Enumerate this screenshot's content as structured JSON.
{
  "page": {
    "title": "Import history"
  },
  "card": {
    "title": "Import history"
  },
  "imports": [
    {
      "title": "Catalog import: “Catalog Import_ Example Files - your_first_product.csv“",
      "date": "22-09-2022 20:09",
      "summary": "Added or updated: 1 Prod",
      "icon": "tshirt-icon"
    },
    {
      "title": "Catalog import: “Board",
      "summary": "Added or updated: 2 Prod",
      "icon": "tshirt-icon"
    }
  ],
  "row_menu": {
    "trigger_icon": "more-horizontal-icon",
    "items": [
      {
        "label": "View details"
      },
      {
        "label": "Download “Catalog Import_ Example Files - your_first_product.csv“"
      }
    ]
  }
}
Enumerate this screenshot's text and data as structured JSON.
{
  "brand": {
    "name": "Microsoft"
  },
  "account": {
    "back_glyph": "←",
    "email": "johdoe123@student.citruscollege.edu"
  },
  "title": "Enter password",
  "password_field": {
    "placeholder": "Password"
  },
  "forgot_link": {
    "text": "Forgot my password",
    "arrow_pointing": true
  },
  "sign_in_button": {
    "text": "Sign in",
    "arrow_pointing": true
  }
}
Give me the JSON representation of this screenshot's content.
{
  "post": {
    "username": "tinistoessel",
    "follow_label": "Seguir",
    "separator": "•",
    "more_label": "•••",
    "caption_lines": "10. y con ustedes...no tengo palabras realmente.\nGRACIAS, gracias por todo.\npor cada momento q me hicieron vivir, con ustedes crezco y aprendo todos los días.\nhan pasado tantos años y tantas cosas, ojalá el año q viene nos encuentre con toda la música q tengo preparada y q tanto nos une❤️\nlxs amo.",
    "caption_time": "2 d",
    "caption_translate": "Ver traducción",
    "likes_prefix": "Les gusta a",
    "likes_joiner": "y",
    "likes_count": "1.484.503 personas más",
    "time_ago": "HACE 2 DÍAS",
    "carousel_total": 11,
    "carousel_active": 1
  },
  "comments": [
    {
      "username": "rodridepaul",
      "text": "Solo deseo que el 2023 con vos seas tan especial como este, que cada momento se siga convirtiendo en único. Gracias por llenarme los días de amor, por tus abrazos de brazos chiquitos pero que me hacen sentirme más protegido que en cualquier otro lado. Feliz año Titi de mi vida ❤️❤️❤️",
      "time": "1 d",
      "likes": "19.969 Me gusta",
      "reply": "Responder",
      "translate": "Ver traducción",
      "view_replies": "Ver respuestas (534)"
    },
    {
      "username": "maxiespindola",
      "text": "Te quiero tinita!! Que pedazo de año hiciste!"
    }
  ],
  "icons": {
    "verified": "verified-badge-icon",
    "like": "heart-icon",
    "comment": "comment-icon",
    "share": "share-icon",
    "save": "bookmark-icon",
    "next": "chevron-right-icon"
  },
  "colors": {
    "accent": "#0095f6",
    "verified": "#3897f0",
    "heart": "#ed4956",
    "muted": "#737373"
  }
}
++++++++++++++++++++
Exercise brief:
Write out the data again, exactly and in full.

Your response:
Enumerate this screenshot's content as structured JSON.
{
  "page": {
    "title": "Import history"
  },
  "card": {
    "title": "Import history"
  },
  "imports": [
    {
      "title": "Catalog import: “Catalog Import_ Example Files - your_first_product.csv“",
      "date": "22-09-2022 20:09",
      "summary": "Added or updated: 1 Prod",
      "icon": "tshirt-icon"
    },
    {
      "title": "Catalog import: “Board",
      "summary": "Added or updated: 2 Prod",
      "icon": "tshirt-icon"
    }
  ],
  "row_menu": {
    "trigger_icon": "more-horizontal-icon",
    "items": [
      {
        "label": "View details"
      },
      {
        "label": "Download “Catalog Import_ Example Files - your_first_product.csv“"
      }
    ]
  }
}
Enumerate this screenshot's text and data as structured JSON.
{
  "brand": {
    "name": "Microsoft"
  },
  "account": {
    "back_glyph": "←",
    "email": "johdoe123@student.citruscollege.edu"
  },
  "title": "Enter password",
  "password_field": {
    "placeholder": "Password"
  },
  "forgot_link": {
    "text": "Forgot my password",
    "arrow_pointing": true
  },
  "sign_in_button": {
    "text": "Sign in",
    "arrow_pointing": true
  }
}
Give me the JSON representation of this screenshot's content.
{
  "post": {
    "username": "tinistoessel",
    "follow_label": "Seguir",
    "separator": "•",
    "more_label": "•••",
    "caption_lines": "10. y con ustedes...no tengo palabras realmente.\nGRACIAS, gracias por todo.\npor cada momento q me hicieron vivir, con ustedes crezco y aprendo todos los días.\nhan pasado tantos años y tantas cosas, ojalá el año q viene nos encuentre con toda la música q tengo preparada y q tanto nos une❤️\nlxs amo.",
    "caption_time": "2 d",
    "caption_translate": "Ver traducción",
    "likes_prefix": "Les gusta a",
    "likes_joiner": "y",
    "likes_count": "1.484.503 personas más",
    "time_ago": "HACE 2 DÍAS",
    "carousel_total": 11,
    "carousel_active": 1
  },
  "comments": [
    {
      "username": "rodridepaul",
      "text": "Solo deseo que el 2023 con vos seas tan especial como este, que cada momento se siga convirtiendo en único. Gracias por llenarme los días de amor, por tus abrazos de brazos chiquitos pero que me hacen sentirme más protegido que en cualquier otro lado. Feliz año Titi de mi vida ❤️❤️❤️",
      "time": "1 d",
      "likes": "19.969 Me gusta",
      "reply": "Responder",
      "translate": "Ver traducción",
      "view_replies": "Ver respuestas (534)"
    },
    {
      "username": "maxiespindola",
      "text": "Te quiero tinita!! Que pedazo de año hiciste!"
    }
  ],
  "icons": {
    "verified": "verified-badge-icon",
    "like": "heart-icon",
    "comment": "comment-icon",
    "share": "share-icon",
    "save": "bookmark-icon",
    "next": "chevron-right-icon"
  },
  "colors": {
    "accent": "#0095f6",
    "verified": "#3897f0",
    "heart": "#ed4956",
    "muted": "#737373"
  }
}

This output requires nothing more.